Alt Fees and the Billable Hour (again . .)

Ok so discussing and debating alternative billing (fee arrangements, fee engagements, or whatever phrase one uses to describe anything but billable hours) is not new or novel. Yet recently there has been am uptick in conversation from the likes of legal innovators like Paul Lippe and Jeff Carr (I am realizing I mention them a lot – but for good reason I argue) to bloggers like Mary Abraham and Twitterers like Pam Woldow.

In a recent article written for AmLaw by Paul Lippe, I commented that it was not so much the billable hour but the value of what you get for that fee. Meaning in short, sometimes paying $500+/hr for a lawyer’s time may be well worth it. That has nothing to do with the actual billing metric of the “hour.” Indeed this debate is often more about form over substance and it ought to be substance over form. I do not necessarily care if my law firm charges me x amount of dollars by the hour, minute or some other scheme. I just care that for whatever I am charged I receive equal (if not more) value for that. See more on this at Adam Smith.

Now I recognize that the billable hour has been demonized by many as a vehicle for over padding, inflating or otherwise inaccurately accounting for the total work a firm or lawyers does. However, that speaks more of the firm ‘s ethics rather than the metric of the billable hour. If someone is going to cheat you, they will find a way.

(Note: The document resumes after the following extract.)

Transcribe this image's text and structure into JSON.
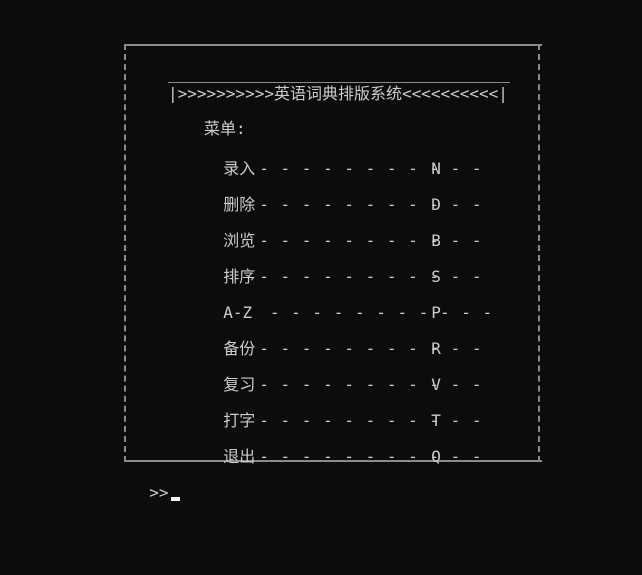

This brings into light another blog entry by Mary Abraham that has experienced a lot of debate in the last few days. In her September 1st entry, Mary discussed an Australian firm’s technology that allows for greater transparency into its workflow and work product. The debate on-line has been centered on just what level of transparency is needed within the practice of law. Some argue that all the client should see is the end product. While others argue that there should be no more “man behind the curtain” and that firms should open up their practices and work product creation to their clients. Regardless of which argument one makes I will state that any tool a firm can offer that allows this type of transparency is a great thing for the industry. Clients in the end will determine if they want to use it or not. Any time a firm can offer a client something new, innovative, and unique – the client can choose to take advantage of it or not depending on its own culture and practices.

The billable hour has often been seen as a cloak for firms to hide much of the particulars about what they do. Flat fee can be no different in many ways. The only true method a client can use to determine whether they are receiving value for fees is to know more about exactly what the firm did and how it did it. Then the clients can make the determination themselves. This new technology can certainly help. And that is a good thing.
Joshua Kubicki1 Comment